Chant, Ecclesiastical The following are additional particulars:
"Singing is mentioned in the apostolical times (Ac 16:25; 1Co 14:26), just as our Lord and his disciples sang a 'hymn,' that is, certain psalms; but what the music was is unknown. The church song was probably founded on Greek music; and antiphonal singing, alluded to by Pliny, took its origin at Antioch, and was adopted by St. Basil at Neo-
Caesarea, in Egypt, Palestine, and Arabia. St. Ambrose introduced it into the West at Milan, employing the use of the East in psalms and hymns, which were responsively sung in the night hours during the Arian persecution by the empress Justina to relieve the weariness of watching. Previously, in many times and in many churches, single voices chanted while the congregation merely joined in at the end, and meditated in silence. The people now joined zealously in the chanting, until at length their extreme vociferation necessitated the institution of a distinct order of singers or choristers by the councils of Laodicea and Carthage, and at length, despite popular opposition, in the West. Milan became the school of music for western Europe, and the title of the old melody for the Te Deum, the Ambrosian Chant, preserves the name of its originator, although Gregory's name, as, that of the later reformer, is now mole commonly associated with it. In the East, Chrysostom, with melody and sweet harmony at night, the choral processions accompanied by tapers which were carried in cruciform stands, endeavored to outvie the attractive hymnody of the Arians. Athanasius, at Alexandria, caused the reader to intone the Psalms with so slight an inflection of the voice that it was more like singing than reading, and Augustine contrasts it with the Arlee table modulation used at Milan. Jerome complained of theatrical modulations in singing. Pope Gelasius, in 494, condemned the abuse, and in the 6th century Pope Gregory introduced the plain chant, a grave and natural tone which repressed the caprice of the singers and reduced them to uniformity. In 705 Charlemagne enforced its observance throughout the Western Church. The Gregorian school at Rome was imitated by those of Lyons in France, and of Africa, mentioned by Gregory of Tours: St. Patrick in Ireland, Benedict and Theodore at Metz and Soissons, Augustine and Theodore at Canterbury, Precentor John of Rome at Wearmouth, James the Deacon at York, Eddi in Northumbria, cir. 668, Putta at Rochester, and Mabran at Hexham, were the founders of the ecclesiastical chant in Great Britain. The councils of Cloveshoe and Trent, St. Bernard and John of Salisbury, in the reign of Henry, reprobated a florid style in church, for as early as the 11th century Thurstan of Caen, abbot of Glastonbury, endeavored to introduce more lean more pleasing melody than the Gregorian tones.

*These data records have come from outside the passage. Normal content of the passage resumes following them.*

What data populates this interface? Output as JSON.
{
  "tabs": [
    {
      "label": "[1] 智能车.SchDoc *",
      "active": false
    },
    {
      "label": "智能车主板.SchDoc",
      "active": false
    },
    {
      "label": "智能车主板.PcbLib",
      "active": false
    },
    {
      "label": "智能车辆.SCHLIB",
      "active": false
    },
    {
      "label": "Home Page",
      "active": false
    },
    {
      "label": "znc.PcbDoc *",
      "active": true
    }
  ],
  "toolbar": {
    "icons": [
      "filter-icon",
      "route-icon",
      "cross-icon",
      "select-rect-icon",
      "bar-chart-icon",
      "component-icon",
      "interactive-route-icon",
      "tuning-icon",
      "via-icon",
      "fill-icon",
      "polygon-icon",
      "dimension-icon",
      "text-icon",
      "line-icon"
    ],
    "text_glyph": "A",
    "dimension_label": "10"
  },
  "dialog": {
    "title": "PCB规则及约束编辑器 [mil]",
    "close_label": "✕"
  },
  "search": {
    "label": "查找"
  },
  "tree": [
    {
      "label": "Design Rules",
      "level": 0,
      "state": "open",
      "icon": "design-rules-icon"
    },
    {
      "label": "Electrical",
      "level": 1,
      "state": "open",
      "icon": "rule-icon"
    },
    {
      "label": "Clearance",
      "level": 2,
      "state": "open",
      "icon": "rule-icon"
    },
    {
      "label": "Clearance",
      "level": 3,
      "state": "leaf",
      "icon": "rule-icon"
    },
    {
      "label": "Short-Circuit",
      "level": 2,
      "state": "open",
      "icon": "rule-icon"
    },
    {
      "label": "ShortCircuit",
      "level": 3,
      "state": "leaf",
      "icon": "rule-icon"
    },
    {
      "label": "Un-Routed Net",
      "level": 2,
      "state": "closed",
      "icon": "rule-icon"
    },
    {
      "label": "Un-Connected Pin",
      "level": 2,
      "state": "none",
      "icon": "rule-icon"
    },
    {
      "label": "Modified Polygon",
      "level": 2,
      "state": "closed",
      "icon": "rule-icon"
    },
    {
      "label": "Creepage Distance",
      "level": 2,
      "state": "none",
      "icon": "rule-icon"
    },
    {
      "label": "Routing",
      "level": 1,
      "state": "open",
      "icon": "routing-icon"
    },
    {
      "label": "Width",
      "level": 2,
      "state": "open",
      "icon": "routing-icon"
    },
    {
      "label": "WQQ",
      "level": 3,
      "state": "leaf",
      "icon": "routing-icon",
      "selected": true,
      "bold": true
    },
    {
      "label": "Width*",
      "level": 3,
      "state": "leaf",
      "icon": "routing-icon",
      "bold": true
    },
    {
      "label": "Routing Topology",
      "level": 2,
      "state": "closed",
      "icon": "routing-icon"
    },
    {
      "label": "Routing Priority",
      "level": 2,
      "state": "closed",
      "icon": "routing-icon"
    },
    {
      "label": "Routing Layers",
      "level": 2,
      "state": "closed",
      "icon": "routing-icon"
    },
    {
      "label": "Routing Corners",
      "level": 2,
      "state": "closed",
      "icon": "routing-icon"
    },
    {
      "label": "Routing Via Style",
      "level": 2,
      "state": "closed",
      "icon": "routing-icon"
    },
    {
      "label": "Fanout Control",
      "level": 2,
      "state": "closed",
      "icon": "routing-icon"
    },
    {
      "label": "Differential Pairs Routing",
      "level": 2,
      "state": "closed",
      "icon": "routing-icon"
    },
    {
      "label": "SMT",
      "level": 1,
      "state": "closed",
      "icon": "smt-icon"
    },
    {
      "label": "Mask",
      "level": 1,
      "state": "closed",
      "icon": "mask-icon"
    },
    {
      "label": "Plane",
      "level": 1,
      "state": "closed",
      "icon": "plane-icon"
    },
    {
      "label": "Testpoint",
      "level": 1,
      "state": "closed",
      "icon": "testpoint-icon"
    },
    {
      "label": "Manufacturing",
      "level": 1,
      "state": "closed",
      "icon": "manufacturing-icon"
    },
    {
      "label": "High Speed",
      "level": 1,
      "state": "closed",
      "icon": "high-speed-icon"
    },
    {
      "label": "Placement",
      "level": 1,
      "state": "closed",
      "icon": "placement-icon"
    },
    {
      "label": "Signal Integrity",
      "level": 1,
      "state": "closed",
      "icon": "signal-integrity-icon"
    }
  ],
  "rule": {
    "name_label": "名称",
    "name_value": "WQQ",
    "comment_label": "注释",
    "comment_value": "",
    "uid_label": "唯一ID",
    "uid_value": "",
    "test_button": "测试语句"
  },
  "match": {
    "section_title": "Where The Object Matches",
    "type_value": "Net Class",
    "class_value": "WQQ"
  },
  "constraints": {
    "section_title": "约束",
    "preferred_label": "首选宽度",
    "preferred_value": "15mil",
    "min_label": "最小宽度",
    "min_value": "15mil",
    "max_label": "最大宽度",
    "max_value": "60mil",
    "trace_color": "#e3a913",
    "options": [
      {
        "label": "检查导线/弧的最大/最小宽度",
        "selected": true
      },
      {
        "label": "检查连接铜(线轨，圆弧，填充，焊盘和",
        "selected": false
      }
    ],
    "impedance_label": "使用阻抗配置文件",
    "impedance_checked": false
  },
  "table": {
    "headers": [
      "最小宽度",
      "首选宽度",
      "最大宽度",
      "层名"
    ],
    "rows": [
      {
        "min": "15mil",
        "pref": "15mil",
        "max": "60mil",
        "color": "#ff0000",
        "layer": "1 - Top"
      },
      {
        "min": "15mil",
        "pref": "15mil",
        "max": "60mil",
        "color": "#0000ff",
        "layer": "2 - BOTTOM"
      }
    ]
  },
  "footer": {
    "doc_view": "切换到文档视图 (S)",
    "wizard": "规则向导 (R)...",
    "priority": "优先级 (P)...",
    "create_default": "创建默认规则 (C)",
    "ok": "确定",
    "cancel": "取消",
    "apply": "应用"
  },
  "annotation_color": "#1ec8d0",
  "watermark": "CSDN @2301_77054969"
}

Trumpets, cornets, pipes, and fiddles in 1512 are mentioned in English churches by Erasmus; virginals, violins, harps, lutes, fiddles, recorders, flutes, drones, trumpets, waits, and shawms by Bale; bagpipes, lutes, harps, and fiddles by Whitgift. In 1635, lyres and harps were used at Hereford, and two sackbuts and two cornets at Canterbury;
and at the Chapel Royal, Lincoln, Westminster, Durham, and Exeter orchestral music accompanied the chant after the Restoration. Country churches but recently lost such accessories. The early Anglican single chant was founded upon the plain chant, and the double chant occurs first in Dean Aldrich's MSS. Several of the Roman school rose to the pontificate, as Gregory II, Stephen III, and Paul I, on the Continent; and in England many of the precentors were raised to the episcopate or an abbacy, and were usually recommended for their office by their learning as well as for their musical skill, like Eadmer and John of Thanet at Canterbury, Simeon of Durham, Somerset of Malmesbury, and Walsingham of St. Alban's. Monks in their monasteries followed the example of the clergy in their churches, and Lerins became the school of southern France. Some conventual rules, such as those of Hilarius, Macarius, and Serapion, allowed only the abbots to chant. Women joined in the chant, as appears from Gregory of Nazianzum, and Isidore of Damietta. The Capitulars permitted them to sing the rite antiphonally with men at funerals: and the Councils of Chalons and Aix-la-Chapelle, in the 19th century, desired nuns to sing the offices.